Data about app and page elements
⁂

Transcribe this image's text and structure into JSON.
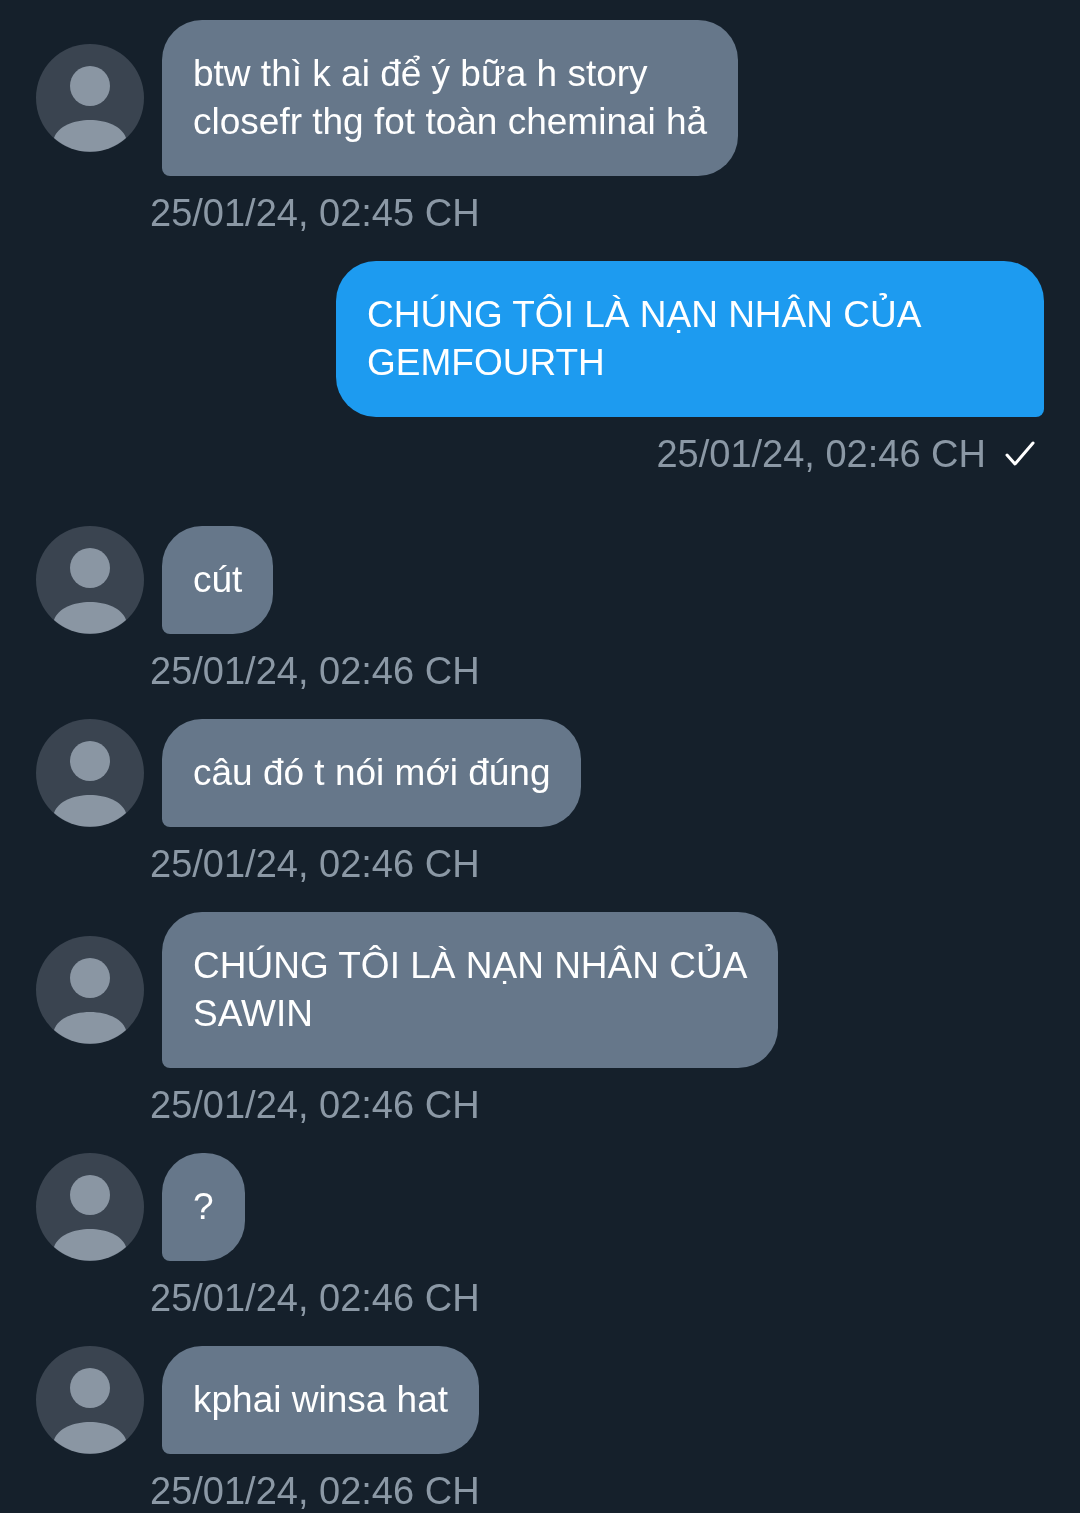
{
  "messages": [
    {
      "kind": "received",
      "text": "btw thì k ai để ý bữa h story\nclosefr thg fot toàn cheminai hả",
      "time": "25/01/24, 02:45 CH"
    },
    {
      "kind": "sent",
      "text": "CHÚNG TÔI LÀ NẠN NHÂN CỦA\nGEMFOURTH",
      "time": "25/01/24, 02:46 CH",
      "checked": true
    },
    {
      "kind": "received",
      "text": "cút",
      "time": "25/01/24, 02:46 CH"
    },
    {
      "kind": "received",
      "text": "câu đó t nói mới đúng",
      "time": "25/01/24, 02:46 CH"
    },
    {
      "kind": "received",
      "text": "CHÚNG TÔI LÀ NẠN NHÂN CỦA\nSAWIN",
      "time": "25/01/24, 02:46 CH"
    },
    {
      "kind": "received",
      "text": "?",
      "time": "25/01/24, 02:46 CH"
    },
    {
      "kind": "received",
      "text": "kphai winsa hat",
      "time": "25/01/24, 02:46 CH"
    }
  ]
}
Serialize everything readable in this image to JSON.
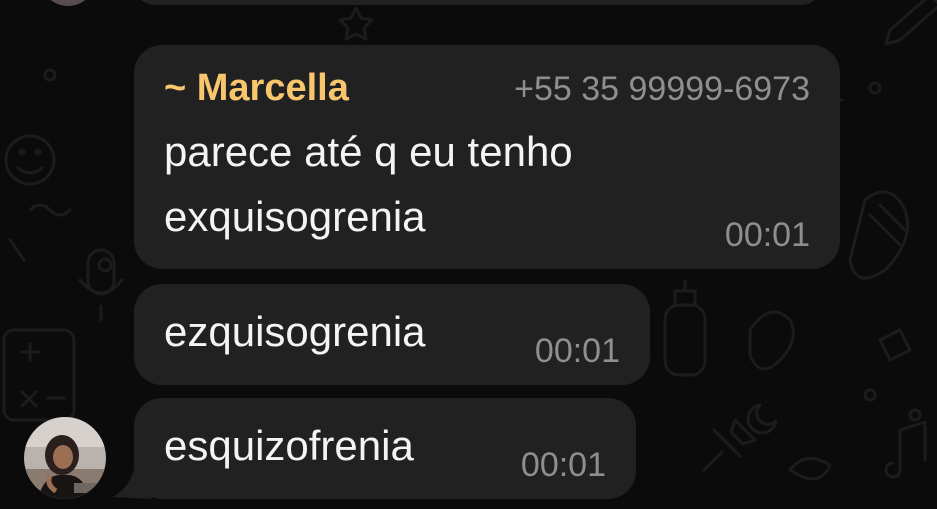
{
  "messages": [
    {
      "sender": "~ Marcella",
      "phone": "+55 35 99999-6973",
      "lines": [
        "parece até q eu tenho",
        "exquisogrenia"
      ],
      "time": "00:01"
    },
    {
      "text": "ezquisogrenia",
      "time": "00:01"
    },
    {
      "text": "esquizofrenia",
      "time": "00:01"
    }
  ],
  "colors": {
    "background": "#0b0b0b",
    "bubble": "#212121",
    "sender_name": "#f8c66d",
    "message_text": "#f4f4f4",
    "meta_text": "#8e8e93"
  },
  "icons": {
    "wallpaper": "doodle-pattern",
    "avatar": "user-avatar-photo"
  }
}
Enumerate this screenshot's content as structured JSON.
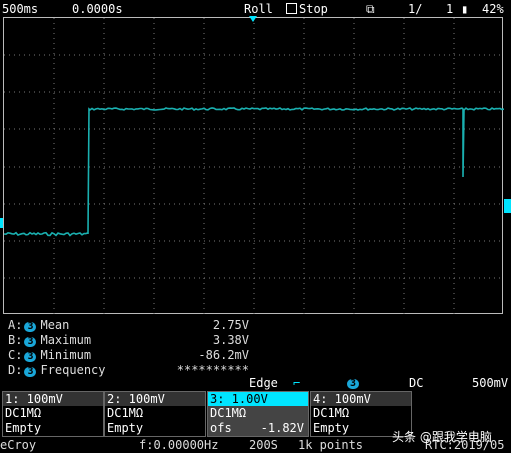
{
  "topbar": {
    "timebase": "500ms",
    "delay": "0.0000s",
    "mode": "Roll",
    "state": "Stop",
    "page": "1/",
    "page_num": "1",
    "battery": "42%",
    "icons": [
      "stop-box-icon",
      "copy-screen-icon",
      "battery-icon"
    ]
  },
  "trace": {
    "color": "#1ab0b0",
    "low_level_label": "low",
    "description": ""
  },
  "measurements": [
    {
      "slot": "A:",
      "channel": "3",
      "name": "Mean",
      "value": "2.75V"
    },
    {
      "slot": "B:",
      "channel": "3",
      "name": "Maximum",
      "value": "3.38V"
    },
    {
      "slot": "C:",
      "channel": "3",
      "name": "Minimum",
      "value": "-86.2mV"
    },
    {
      "slot": "D:",
      "channel": "3",
      "name": "Frequency",
      "value": "**********"
    }
  ],
  "trigger": {
    "type": "Edge",
    "channel": "3",
    "coupling": "DC",
    "level": "500mV"
  },
  "channels": [
    {
      "header": "1: 100mV",
      "coupling": "DC1MΩ",
      "status": "Empty",
      "offset": ""
    },
    {
      "header": "2: 100mV",
      "coupling": "DC1MΩ",
      "status": "Empty",
      "offset": ""
    },
    {
      "header": "3: 1.00V",
      "coupling": "DC1MΩ",
      "status": "ofs",
      "offset": "-1.82V"
    },
    {
      "header": "4: 100mV",
      "coupling": "DC1MΩ",
      "status": "Empty",
      "offset": ""
    }
  ],
  "bottom": {
    "brand": "eCroy",
    "frequency": "f:0.00000Hz",
    "sample_rate": "200S",
    "points": "1k points",
    "rtc": "RTC:2019/05"
  },
  "watermark": "头条 @跟我学电脑",
  "colors": {
    "trace": "#1ab0b0",
    "badge": "#1aa7d9",
    "selected_channel": "#00e5ff",
    "trigger_marker": "#00e5ff"
  }
}
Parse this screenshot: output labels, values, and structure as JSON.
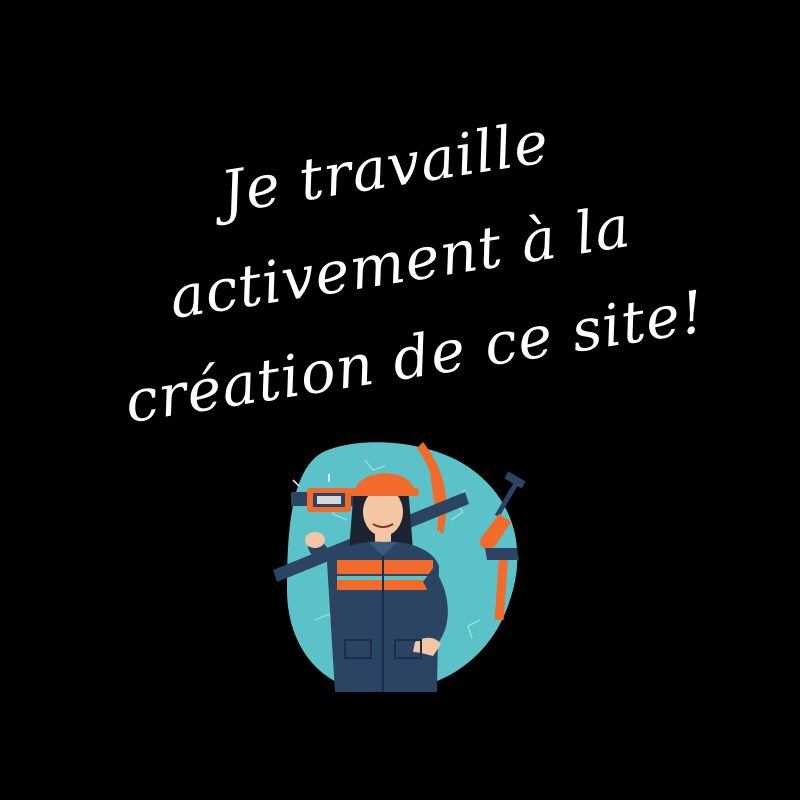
{
  "message": {
    "lines": [
      "Je travaille",
      "activement à la",
      "création de ce site!"
    ],
    "color": "#ffffff"
  },
  "background_color": "#000000",
  "illustration": {
    "subject": "construction-worker",
    "colors": {
      "blob": "#5cc2c9",
      "accent": "#f26b2a",
      "navy": "#2b4463",
      "skin": "#f4c6a3",
      "hair": "#1c2331"
    },
    "tools": [
      "pickaxe-icon",
      "trowel-icon",
      "hammer-icon",
      "welding-mask-icon"
    ]
  }
}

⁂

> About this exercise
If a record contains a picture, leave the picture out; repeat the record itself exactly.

> Written solution
Transcribe this image's text and structure into JSON.
{
  "messages": [
    {
      "kind": "received",
      "text": "btw thì k ai để ý bữa h story\nclosefr thg fot toàn cheminai hả",
      "time": "25/01/24, 02:45 CH"
    },
    {
      "kind": "sent",
      "text": "CHÚNG TÔI LÀ NẠN NHÂN CỦA\nGEMFOURTH",
      "time": "25/01/24, 02:46 CH",
      "checked": true
    },
    {
      "kind": "received",
      "text": "cút",
      "time": "25/01/24, 02:46 CH"
    },
    {
      "kind": "received",
      "text": "câu đó t nói mới đúng",
      "time": "25/01/24, 02:46 CH"
    },
    {
      "kind": "received",
      "text": "CHÚNG TÔI LÀ NẠN NHÂN CỦA\nSAWIN",
      "time": "25/01/24, 02:46 CH"
    },
    {
      "kind": "received",
      "text": "?",
      "time": "25/01/24, 02:46 CH"
    },
    {
      "kind": "received",
      "text": "kphai winsa hat",
      "time": "25/01/24, 02:46 CH"
    }
  ]
}
Serialize everything readable in this image to JSON.
{
  "messages": [
    {
      "sender": "~ Marcella",
      "phone": "+55 35 99999-6973",
      "lines": [
        "parece até q eu tenho",
        "exquisogrenia"
      ],
      "time": "00:01"
    },
    {
      "text": "ezquisogrenia",
      "time": "00:01"
    },
    {
      "text": "esquizofrenia",
      "time": "00:01"
    }
  ],
  "colors": {
    "background": "#0b0b0b",
    "bubble": "#212121",
    "sender_name": "#f8c66d",
    "message_text": "#f4f4f4",
    "meta_text": "#8e8e93"
  },
  "icons": {
    "wallpaper": "doodle-pattern",
    "avatar": "user-avatar-photo"
  }
}
Enumerate this screenshot's content as structured JSON.
{
  "topbar": {
    "timebase": "500ms",
    "delay": "0.0000s",
    "mode": "Roll",
    "state": "Stop",
    "page": "1/",
    "page_num": "1",
    "battery": "42%",
    "icons": [
      "stop-box-icon",
      "copy-screen-icon",
      "battery-icon"
    ]
  },
  "trace": {
    "color": "#1ab0b0",
    "low_level_label": "low",
    "description": ""
  },
  "measurements": [
    {
      "slot": "A:",
      "channel": "3",
      "name": "Mean",
      "value": "2.75V"
    },
    {
      "slot": "B:",
      "channel": "3",
      "name": "Maximum",
      "value": "3.38V"
    },
    {
      "slot": "C:",
      "channel": "3",
      "name": "Minimum",
      "value": "-86.2mV"
    },
    {
      "slot": "D:",
      "channel": "3",
      "name": "Frequency",
      "value": "**********"
    }
  ],
  "trigger": {
    "type": "Edge",
    "channel": "3",
    "coupling": "DC",
    "level": "500mV"
  },
  "channels": [
    {
      "header": "1: 100mV",
      "coupling": "DC1MΩ",
      "status": "Empty",
      "offset": ""
    },
    {
      "header": "2: 100mV",
      "coupling": "DC1MΩ",
      "status": "Empty",
      "offset": ""
    },
    {
      "header": "3: 1.00V",
      "coupling": "DC1MΩ",
      "status": "ofs",
      "offset": "-1.82V"
    },
    {
      "header": "4: 100mV",
      "coupling": "DC1MΩ",
      "status": "Empty",
      "offset": ""
    }
  ],
  "bottom": {
    "brand": "eCroy",
    "frequency": "f:0.00000Hz",
    "sample_rate": "200S",
    "points": "1k points",
    "rtc": "RTC:2019/05"
  },
  "watermark": "头条 @跟我学电脑",
  "colors": {
    "trace": "#1ab0b0",
    "badge": "#1aa7d9",
    "selected_channel": "#00e5ff",
    "trigger_marker": "#00e5ff"
  }
}
Parse this screenshot: output labels, values, and structure as JSON.
{
  "message": {
    "lines": [
      "Je travaille",
      "activement à la",
      "création de ce site!"
    ],
    "color": "#ffffff"
  },
  "background_color": "#000000",
  "illustration": {
    "subject": "construction-worker",
    "colors": {
      "blob": "#5cc2c9",
      "accent": "#f26b2a",
      "navy": "#2b4463",
      "skin": "#f4c6a3",
      "hair": "#1c2331"
    },
    "tools": [
      "pickaxe-icon",
      "trowel-icon",
      "hammer-icon",
      "welding-mask-icon"
    ]
  }
}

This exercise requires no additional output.